It is these types of comments that have led scholars to declare Jerome an “irascible, morbidly sensitive old curmudgeon,” that he “resented adverse criticisms,”  that he was “sensitive and easily offended,”  that he had a “prickly character,” and that he was “unbalanced.” Although these criticisms may not be far from the mark, it is precisely this side of Jerome—the deeply flawed side—that has drawn me to him.
Jerome was not the stoic Athanasius who courageously shouldered his burdens when he was exiled from Alexandria five times by the Arians. When Jerome experienced his own sort of exile after the death of his patron Damasus, he venomously hissed at the “Senate of Pharisees” for having driven him from his beloved Rome.

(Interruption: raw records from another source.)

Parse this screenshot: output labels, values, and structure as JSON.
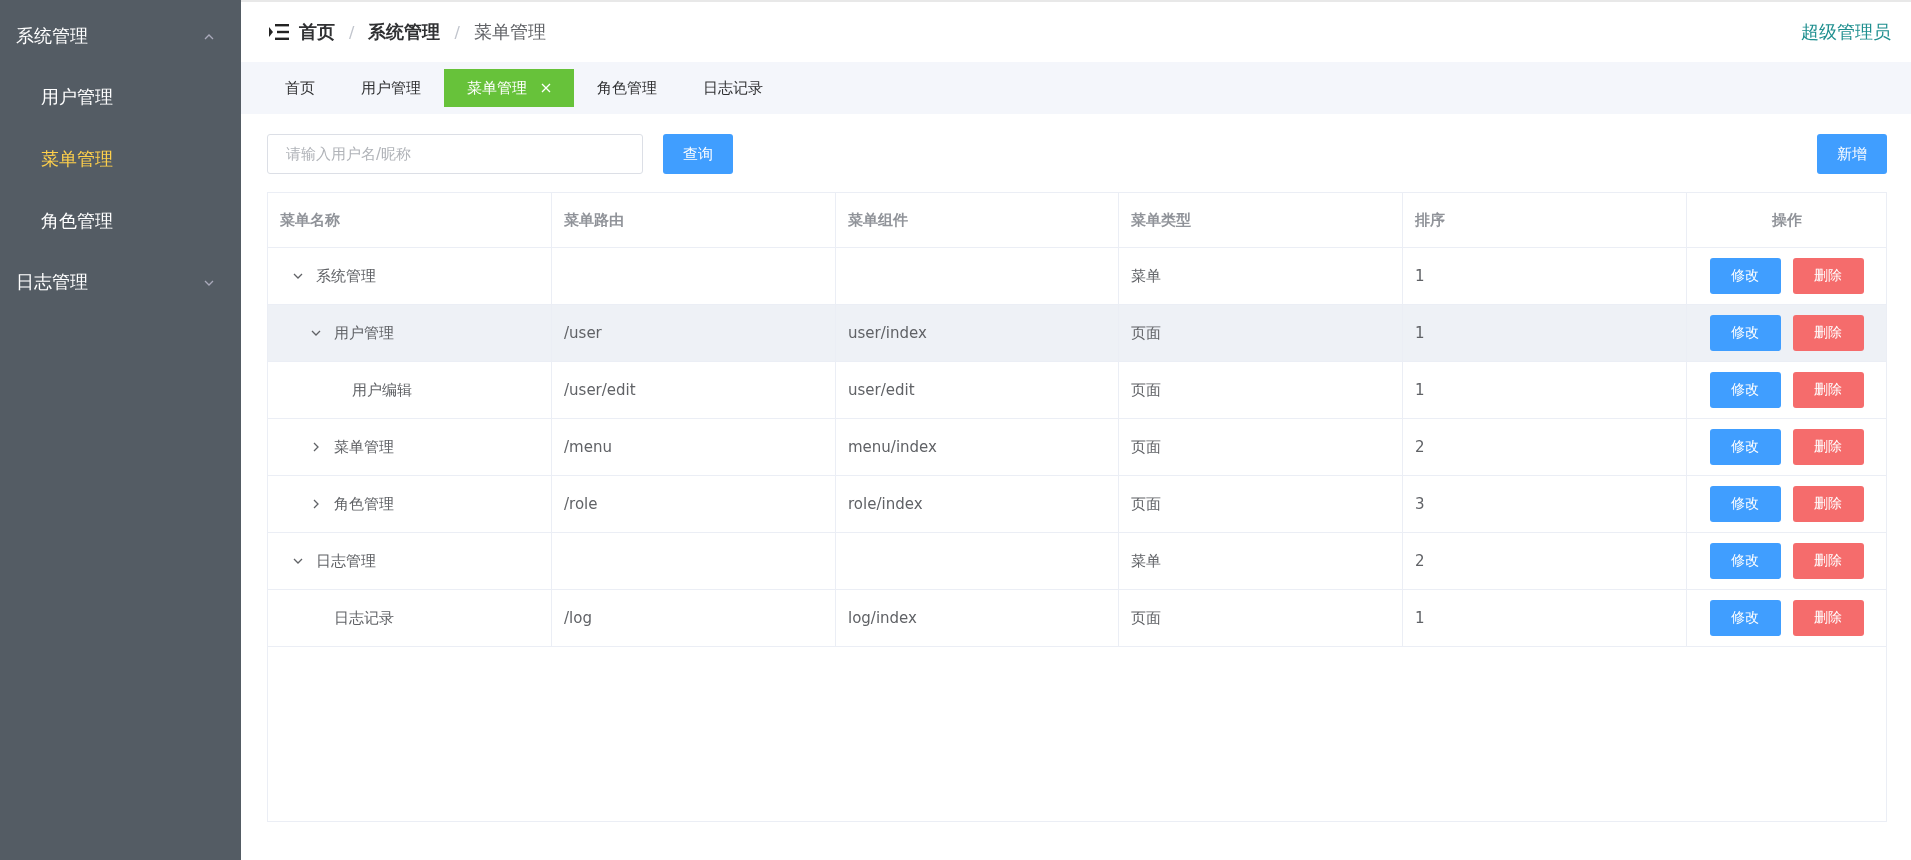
{
  "sidebar": {
    "groups": [
      {
        "label": "系统管理",
        "expanded": true,
        "items": [
          {
            "label": "用户管理",
            "selected": false
          },
          {
            "label": "菜单管理",
            "selected": true
          },
          {
            "label": "角色管理",
            "selected": false
          }
        ]
      },
      {
        "label": "日志管理",
        "expanded": false
      }
    ]
  },
  "breadcrumb_separator": "/",
  "breadcrumb": [
    {
      "label": "首页",
      "current": false
    },
    {
      "label": "系统管理",
      "current": false
    },
    {
      "label": "菜单管理",
      "current": true
    }
  ],
  "user": "超级管理员",
  "tabs": [
    {
      "label": "首页",
      "selected": false
    },
    {
      "label": "用户管理",
      "selected": false
    },
    {
      "label": "菜单管理",
      "selected": true
    },
    {
      "label": "角色管理",
      "selected": false
    },
    {
      "label": "日志记录",
      "selected": false
    }
  ],
  "search": {
    "placeholder": "请输入用户名/昵称",
    "button": "查询"
  },
  "add_button": "新增",
  "table": {
    "columns": [
      "菜单名称",
      "菜单路由",
      "菜单组件",
      "菜单类型",
      "排序",
      "操作"
    ],
    "rows": [
      {
        "name": "系统管理",
        "route": "",
        "component": "",
        "type": "菜单",
        "order": "1",
        "highlighted": false,
        "expanded": true,
        "actions": [
          "修改",
          "删除"
        ],
        "children": [
          {
            "name": "用户管理",
            "route": "/user",
            "component": "user/index",
            "type": "页面",
            "order": "1",
            "highlighted": true,
            "expanded": true,
            "actions": [
              "修改",
              "删除"
            ],
            "children": [
              {
                "name": "用户编辑",
                "route": "/user/edit",
                "component": "user/edit",
                "type": "页面",
                "order": "1",
                "highlighted": false,
                "actions": [
                  "修改",
                  "删除"
                ]
              }
            ]
          },
          {
            "name": "菜单管理",
            "route": "/menu",
            "component": "menu/index",
            "type": "页面",
            "order": "2",
            "highlighted": false,
            "expanded": false,
            "actions": [
              "修改",
              "删除"
            ]
          },
          {
            "name": "角色管理",
            "route": "/role",
            "component": "role/index",
            "type": "页面",
            "order": "3",
            "highlighted": false,
            "expanded": false,
            "actions": [
              "修改",
              "删除"
            ]
          }
        ]
      },
      {
        "name": "日志管理",
        "route": "",
        "component": "",
        "type": "菜单",
        "order": "2",
        "highlighted": false,
        "expanded": true,
        "actions": [
          "修改",
          "删除"
        ],
        "children": [
          {
            "name": "日志记录",
            "route": "/log",
            "component": "log/index",
            "type": "页面",
            "order": "1",
            "highlighted": false,
            "actions": [
              "修改",
              "删除"
            ]
          }
        ]
      }
    ]
  }
}
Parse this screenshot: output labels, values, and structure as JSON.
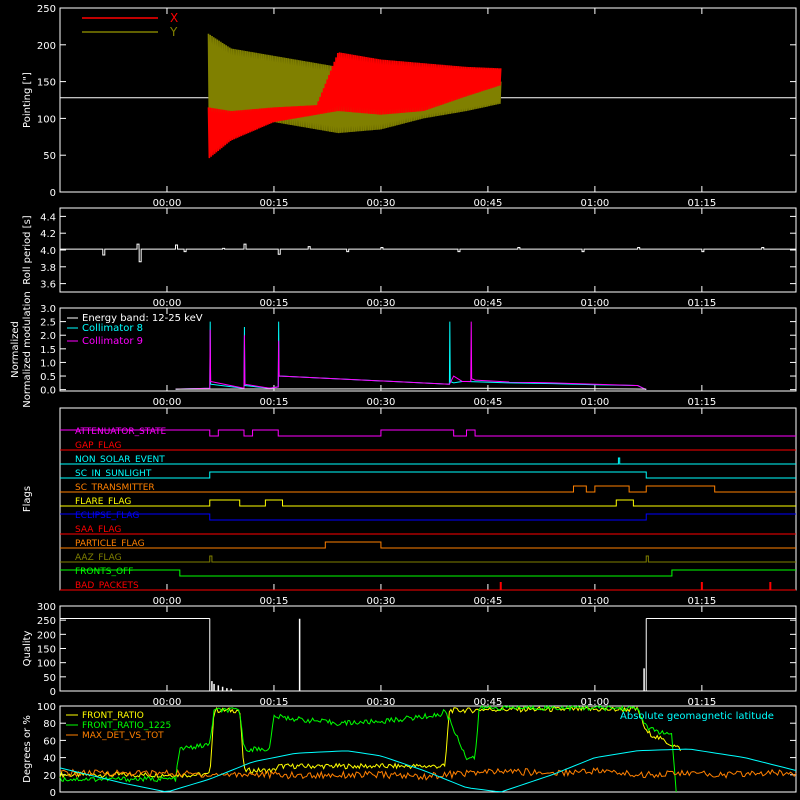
{
  "chart_data": [
    {
      "type": "line",
      "ylabel": "Pointing [\"]",
      "ylim": [
        0,
        250
      ],
      "yticks": [
        0,
        50,
        100,
        150,
        200,
        250
      ],
      "xlim": [
        -0.25,
        1.47
      ],
      "xticks": [
        "00:00",
        "00:15",
        "00:30",
        "00:45",
        "01:00",
        "01:15"
      ],
      "xtick_hours": [
        0,
        0.25,
        0.5,
        0.75,
        1.0,
        1.25
      ],
      "legend_position": "top-left",
      "series": [
        {
          "name": "X",
          "color": "#ff0000",
          "x": [
            0.097,
            0.15,
            0.25,
            0.35,
            0.4,
            0.5,
            0.6,
            0.7,
            0.78
          ],
          "ymin": [
            45,
            70,
            95,
            105,
            110,
            105,
            110,
            130,
            145
          ],
          "ymax": [
            115,
            110,
            115,
            118,
            190,
            180,
            175,
            170,
            168
          ]
        },
        {
          "name": "Y",
          "color": "#808000",
          "x": [
            0.097,
            0.15,
            0.25,
            0.35,
            0.4,
            0.5,
            0.6,
            0.7,
            0.78
          ],
          "ymin": [
            95,
            100,
            95,
            85,
            80,
            85,
            100,
            110,
            120
          ],
          "ymax": [
            215,
            195,
            185,
            175,
            170,
            165,
            160,
            155,
            150
          ]
        }
      ],
      "baseline": 128
    },
    {
      "type": "line",
      "ylabel": "Roll period [s]",
      "ylim": [
        3.5,
        4.5
      ],
      "yticks": [
        3.6,
        3.8,
        4.0,
        4.2,
        4.4
      ],
      "xlim": [
        -0.25,
        1.47
      ],
      "xticks": [
        "00:00",
        "00:15",
        "00:30",
        "00:45",
        "01:00",
        "01:15"
      ],
      "xtick_hours": [
        0,
        0.25,
        0.5,
        0.75,
        1.0,
        1.25
      ],
      "series": [
        {
          "name": "",
          "color": "#ffffff",
          "base": 4.01,
          "spikes": [
            [
              -0.15,
              3.94
            ],
            [
              -0.07,
              4.07
            ],
            [
              -0.065,
              3.86
            ],
            [
              0.02,
              4.06
            ],
            [
              0.04,
              3.98
            ],
            [
              0.13,
              4.02
            ],
            [
              0.18,
              4.07
            ],
            [
              0.26,
              3.95
            ],
            [
              0.33,
              4.04
            ],
            [
              0.42,
              3.98
            ],
            [
              0.5,
              4.03
            ],
            [
              0.68,
              3.98
            ],
            [
              0.82,
              4.03
            ],
            [
              0.97,
              3.98
            ],
            [
              1.1,
              4.03
            ],
            [
              1.25,
              3.98
            ],
            [
              1.39,
              4.03
            ]
          ]
        }
      ]
    },
    {
      "type": "line",
      "ylabel": "Normalized modulation",
      "ylim": [
        -0.05,
        3.0
      ],
      "yticks": [
        0.0,
        0.5,
        1.0,
        1.5,
        2.0,
        2.5,
        3.0
      ],
      "xlim": [
        -0.25,
        1.47
      ],
      "xticks": [
        "00:00",
        "00:15",
        "00:30",
        "00:45",
        "01:00",
        "01:15"
      ],
      "xtick_hours": [
        0,
        0.25,
        0.5,
        0.75,
        1.0,
        1.25
      ],
      "annotation": "Energy band: 12-25 keV",
      "legend_position": "top-left",
      "series": [
        {
          "name": "Collimator 8",
          "color": "#00ffff",
          "x": [
            0.02,
            0.1,
            0.101,
            0.102,
            0.18,
            0.181,
            0.182,
            0.24,
            0.26,
            0.261,
            0.262,
            0.66,
            0.661,
            0.662,
            0.67,
            0.69,
            0.7,
            0.8,
            0.9,
            1.0,
            1.1,
            1.12
          ],
          "y": [
            0.02,
            0.05,
            2.5,
            0.2,
            0.05,
            2.3,
            0.15,
            0.05,
            0.1,
            2.5,
            0.5,
            0.2,
            2.5,
            0.3,
            0.25,
            0.3,
            0.3,
            0.25,
            0.22,
            0.18,
            0.15,
            0.0
          ]
        },
        {
          "name": "Collimator 9",
          "color": "#ff00ff",
          "x": [
            0.02,
            0.1,
            0.101,
            0.102,
            0.18,
            0.181,
            0.182,
            0.24,
            0.26,
            0.261,
            0.262,
            0.66,
            0.67,
            0.69,
            0.71,
            0.711,
            0.712,
            0.72,
            0.8,
            0.9,
            1.0,
            1.1,
            1.12
          ],
          "y": [
            0.02,
            0.05,
            2.2,
            0.3,
            0.05,
            2.0,
            0.2,
            0.05,
            0.1,
            1.8,
            0.5,
            0.2,
            0.5,
            0.3,
            0.3,
            2.5,
            0.4,
            0.35,
            0.28,
            0.25,
            0.2,
            0.15,
            0.0
          ]
        },
        {
          "name": "",
          "color": "#ffffff",
          "x": [
            0.02,
            0.5,
            0.7,
            0.9,
            1.12
          ],
          "y": [
            0.02,
            0.03,
            0.05,
            0.04,
            0.02
          ]
        }
      ]
    },
    {
      "type": "line",
      "ylabel": "Flags",
      "xlim": [
        -0.25,
        1.47
      ],
      "xticks": [
        "00:00",
        "00:15",
        "00:30",
        "00:45",
        "01:00",
        "01:15"
      ],
      "xtick_hours": [
        0,
        0.25,
        0.5,
        0.75,
        1.0,
        1.25
      ],
      "series": [
        {
          "name": "ATTENUATOR_STATE",
          "color": "#ff00ff",
          "high": [
            [
              -0.25,
              0.1
            ],
            [
              0.12,
              0.18
            ],
            [
              0.2,
              0.26
            ],
            [
              0.5,
              0.67
            ],
            [
              0.7,
              0.72
            ]
          ]
        },
        {
          "name": "GAP_FLAG",
          "color": "#ff0000",
          "high": []
        },
        {
          "name": "NON_SOLAR_EVENT",
          "color": "#00ffff",
          "high": [
            [
              1.055,
              1.058
            ]
          ]
        },
        {
          "name": "SC_IN_SUNLIGHT",
          "color": "#00ffff",
          "high": [
            [
              0.1,
              1.12
            ]
          ]
        },
        {
          "name": "SC_TRANSMITTER",
          "color": "#ff8000",
          "high": [
            [
              0.95,
              0.98
            ],
            [
              1.0,
              1.08
            ],
            [
              1.12,
              1.28
            ]
          ]
        },
        {
          "name": "FLARE_FLAG",
          "color": "#ffff00",
          "high": [
            [
              0.1,
              0.17
            ],
            [
              0.23,
              0.27
            ],
            [
              1.05,
              1.09
            ]
          ]
        },
        {
          "name": "ECLIPSE_FLAG",
          "color": "#0000ff",
          "high": [
            [
              -0.25,
              0.1
            ],
            [
              1.12,
              1.47
            ]
          ]
        },
        {
          "name": "SAA_FLAG",
          "color": "#ff0000",
          "high": []
        },
        {
          "name": "PARTICLE_FLAG",
          "color": "#ff8000",
          "high": [
            [
              0.37,
              0.5
            ]
          ]
        },
        {
          "name": "AAZ_FLAG",
          "color": "#808000",
          "high": [
            [
              0.1,
              0.105
            ],
            [
              1.12,
              1.125
            ]
          ]
        },
        {
          "name": "FRONTS_OFF",
          "color": "#00ff00",
          "high": [
            [
              -0.25,
              0.03
            ],
            [
              1.18,
              1.47
            ]
          ]
        },
        {
          "name": "BAD_PACKETS",
          "color": "#ff0000",
          "spikes": [
            0.78,
            1.25,
            1.41
          ]
        }
      ]
    },
    {
      "type": "line",
      "ylabel": "Quality",
      "ylim": [
        0,
        300
      ],
      "yticks": [
        0,
        50,
        100,
        150,
        200,
        250,
        300
      ],
      "xlim": [
        -0.25,
        1.47
      ],
      "xticks": [
        "00:00",
        "00:15",
        "00:30",
        "00:45",
        "01:00",
        "01:15"
      ],
      "xtick_hours": [
        0,
        0.25,
        0.5,
        0.75,
        1.0,
        1.25
      ],
      "series": [
        {
          "name": "",
          "color": "#ffffff",
          "segments": [
            [
              -0.25,
              0.1,
              256
            ],
            [
              1.12,
              1.47,
              256
            ]
          ],
          "spikes": [
            [
              0.105,
              35
            ],
            [
              0.11,
              25
            ],
            [
              0.12,
              20
            ],
            [
              0.13,
              15
            ],
            [
              0.14,
              10
            ],
            [
              0.15,
              8
            ],
            [
              0.31,
              255
            ],
            [
              1.115,
              80
            ]
          ]
        }
      ]
    },
    {
      "type": "line",
      "ylabel": "Degrees or %",
      "ylim": [
        0,
        100
      ],
      "yticks": [
        0,
        20,
        40,
        60,
        80,
        100
      ],
      "xlim": [
        -0.25,
        1.47
      ],
      "legend_position": "top-left",
      "series": [
        {
          "name": "FRONT_RATIO",
          "color": "#ffff00",
          "x": [
            -0.25,
            0.1,
            0.11,
            0.17,
            0.18,
            0.25,
            0.26,
            0.65,
            0.66,
            0.72,
            0.73,
            1.1,
            1.12,
            1.2
          ],
          "y": [
            20,
            20,
            95,
            95,
            25,
            25,
            30,
            30,
            95,
            95,
            96,
            96,
            70,
            50
          ]
        },
        {
          "name": "FRONT_RATIO_1225",
          "color": "#00ff00",
          "x": [
            -0.25,
            0.02,
            0.03,
            0.1,
            0.11,
            0.17,
            0.18,
            0.24,
            0.25,
            0.3,
            0.4,
            0.5,
            0.64,
            0.65,
            0.7,
            0.72,
            0.73,
            0.9,
            1.0,
            1.1,
            1.12,
            1.18,
            1.19
          ],
          "y": [
            15,
            15,
            50,
            55,
            95,
            95,
            50,
            50,
            88,
            85,
            80,
            82,
            90,
            95,
            40,
            40,
            98,
            98,
            98,
            97,
            75,
            65,
            0
          ]
        },
        {
          "name": "MAX_DET_VS_TOT",
          "color": "#ff8000",
          "x": [
            -0.25,
            0.0,
            0.1,
            0.2,
            0.3,
            0.4,
            0.5,
            0.6,
            0.7,
            0.8,
            0.9,
            1.0,
            1.1,
            1.2,
            1.3,
            1.4,
            1.47
          ],
          "y": [
            22,
            22,
            20,
            21,
            19,
            20,
            20,
            18,
            22,
            24,
            22,
            25,
            20,
            22,
            20,
            22,
            22
          ]
        },
        {
          "name": "Absolute geomagnetic latitude",
          "color": "#00ffff",
          "x": [
            -0.25,
            -0.1,
            0.0,
            0.1,
            0.2,
            0.3,
            0.42,
            0.5,
            0.6,
            0.7,
            0.78,
            0.9,
            1.0,
            1.1,
            1.22,
            1.35,
            1.47
          ],
          "y": [
            28,
            10,
            0,
            15,
            35,
            45,
            48,
            42,
            25,
            5,
            0,
            20,
            40,
            48,
            50,
            40,
            25
          ]
        }
      ]
    }
  ]
}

He was not the continent Augustine who never hinted at struggles with concupiscence after his famous moment in the garden that brought him the chastity for which he had been praying. In his mid-seventies, Jerome tells us that it was only when his body was broken by age that he was freed from his disordered desires.
He was not the disciplined Antony of Egypt who spent 20 years alone pursuing a life of renunciation and who perfected the art of self-mastery. He completely failed at his own desert experiment, even though he had dragged his sizeable library across the Mediterranean to keep him company (what a spectacle that must have been!). Years later, he said of his time there that “when I was living in the desert, in the vast solitude which gives to hermits a savage dwelling-place, parched by a burning sun, how often did I fancy myself among the pleasures of Rome. I used to sit alone because I was filled with bitterness.”
I feel a kinship with Jerome when I think of these passages and as I reflect on my own desert experiences: both the physical desert experience I had in the Sahara for two years during my Peace Corps service, and, more importantly, the spiritual deserts of my life where, like him, I have been haunted by my failures and vices. Because of Jerome, I have come to share Fr. James Martin’s sentiment of his patron intercessors when he says that he can recognize himself, or at least parts of himself, in their lives. “This was the aspect of their lives that I most appreciated,” Martin says, “they had struggled with the same human foibles that everyone does.”
Over the years, I have come to see Jerome not as the cranky, old man often panned by his critics, nor an other-worldly superhero whose piety and moral virtue seem to be much too lofty to emulate (as most saints seem to be to me). Rather, Jerome’s brokenness acts as a mirror and invites me to see that my own brokenness may direct me outward from my parched inner landscape toward God’s ebullient fecundity. For, it was in the recognition of his inordinate desire for the beauty of literature—prompted by his fever-induced vision—that led Jerome to receive exculpation after crying out to the Judge from deep within: “Lord, have mercy on me!”
St. Jerome, pray for us.